Parang on the Boardwalk
  Aryana Mohammed
December 2015

Let’s face it, this Christmas season is undoubtedly short. The infectious spirit hasn’t seemed to “infect” anyone just yet unless we’re talking about the Black Friday Sale at Price Smart that marks our love for American traditions and our mutual Trini interest in the quest for a “good deal”. Nevertheless, December is upon us and it’s time to decorate and hopefully use some of those “buy one, get one free” goodies to aid in making the season a more memorable one. However, consumerism is only one commonly touted way to wring ourselves for “Christmas joy”. We’ve forgotten that there are other ways to duplicate the same effect through worthwhile and inexpensive means like family “limes”, lavish layouts on the dinner table and entertainment.

Yes, you read right. FREE ENTERTAINMENT! Something I had no clue about until November 22nd when I took a trip to the Boardwalk in Chaguaramas. As I bended the corner to the Boardwalk, I saw tall trees clad with red and white icicle lights and what seemed to be a cluster of people at the corner of the Poui Pond and the Boardwalk waiting patiently. But for what? Well, the next feature band at this unexpectedly well-known Sunday event, “Parang on the Boardwalk”.

Apparently the Chaguaramas Development Authority in collaboration with Wack Radio 90.1 FM had started these festivities since the first Sunday in October and its set to continue straight till December 20th, the Sunday before Christmas with a spectacular line up of parranderos for the days ahead. When I attended I was fortunate enough to witness the accomplished “Los Alumnos De San Juan” in action. Imagine, they’ve been in existence for twenty-five years now, won the national title nine times and they’re fronted by the nine-time “Queen of Parang of T&T”, Alicia Jaggasar. They were truly a sight to see with their well-timed choreography, passionate music and boisterous voices. 

The word “fete” hovered in the air while they sang, exciting unaware wanderers on the Boardwalk who were probably out for a late night stroll. There was an unmarked square “dance floor” in front of the stage tent where the parranderos performed. Some people sat on the grass nearby, others rested their half-filled cups on the speaker boxes while they swayed to the music on the spot. Some seemed well acquainted with the now ritualistic Sunday evening activity and brought their portable chairs and coolers to lounge on the sides of the stage, tapping their feet to the reverberating rhythms while they admired the spunky dancers that appeared from nowhere to claim the dance space. Street hustlers smartly took advantage of the good nature of the crowd to sell their light-up toys, balloon animals and cotton candies, all ideal ideas for pacifying little children with short attention spans. Ice creams and popcorn floated about in between as snacks were available for purchase. Even the dirt track for racing remote-controlled vehicles was open and I spent some time leaning over the short wooden fence dazedly staring at mini trucks flip over obstacles and climb over small hills. 

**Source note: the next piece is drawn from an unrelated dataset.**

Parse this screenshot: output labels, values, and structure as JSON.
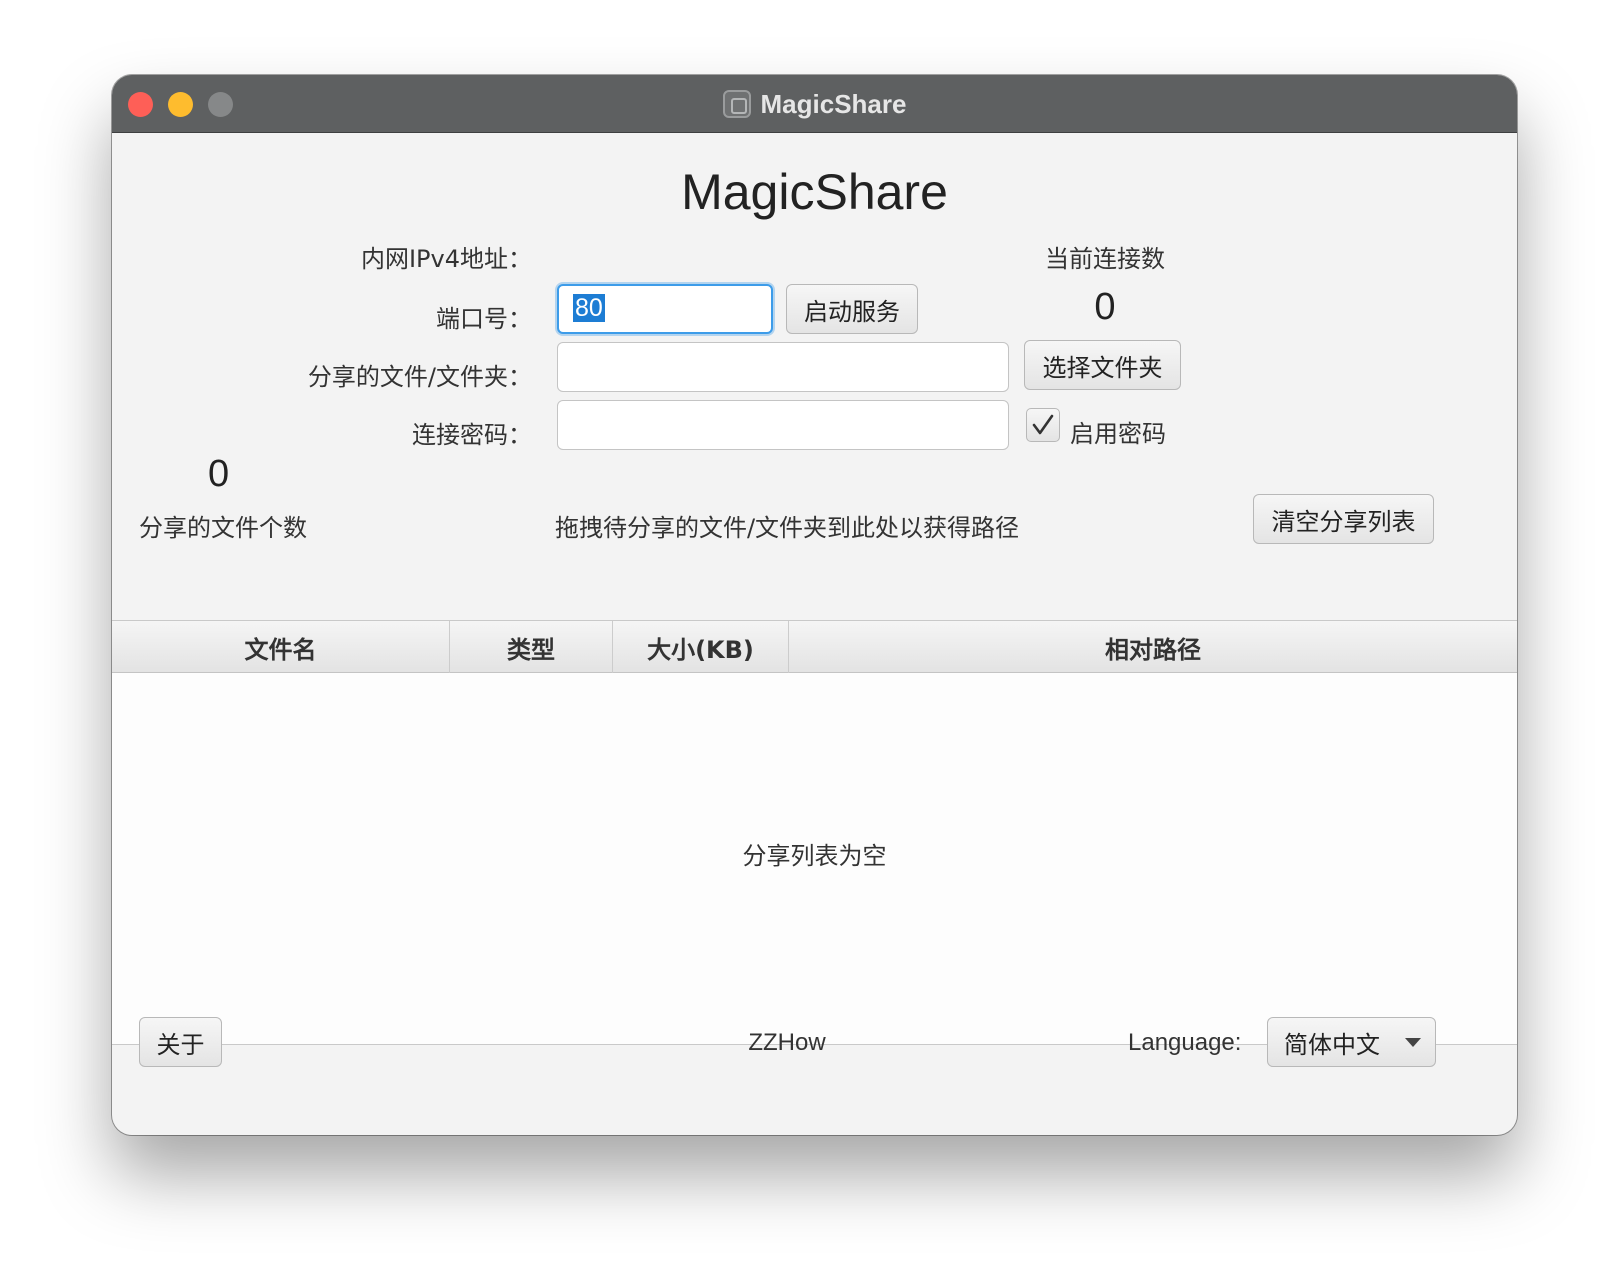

Really, it was a wonderfully peaceful atmosphere, catering to every need and fit for fun times as the Christmas spirit wafted in the breeze waiting to put smiles on our long and tired faces. While the cool night air plastered my exposed skin, I took up residence on one of the plastic benches a distance away from the tent and enjoyed the sweet sounds of parang coupled with the occasional gurgle from the sea. As they say, a perfect ending to a perfect night.

This Christmas season, whether you’re looking for a kickstart or even if you just want to unwind then “Parang on the Boardwalk” is the place to be. Keep your calendar free because it’s every Sunday till Christmas from 5:30 to 8:30 pm and promises to be quite a treat. You definitely don’t want to miss at least one of these truly blissful experiences that harkens back to the “good ole days” of family, fun and fetes. In fact, don’t you think you missed enough already?




By: Aryana Mohammed | FEATURES | December 2015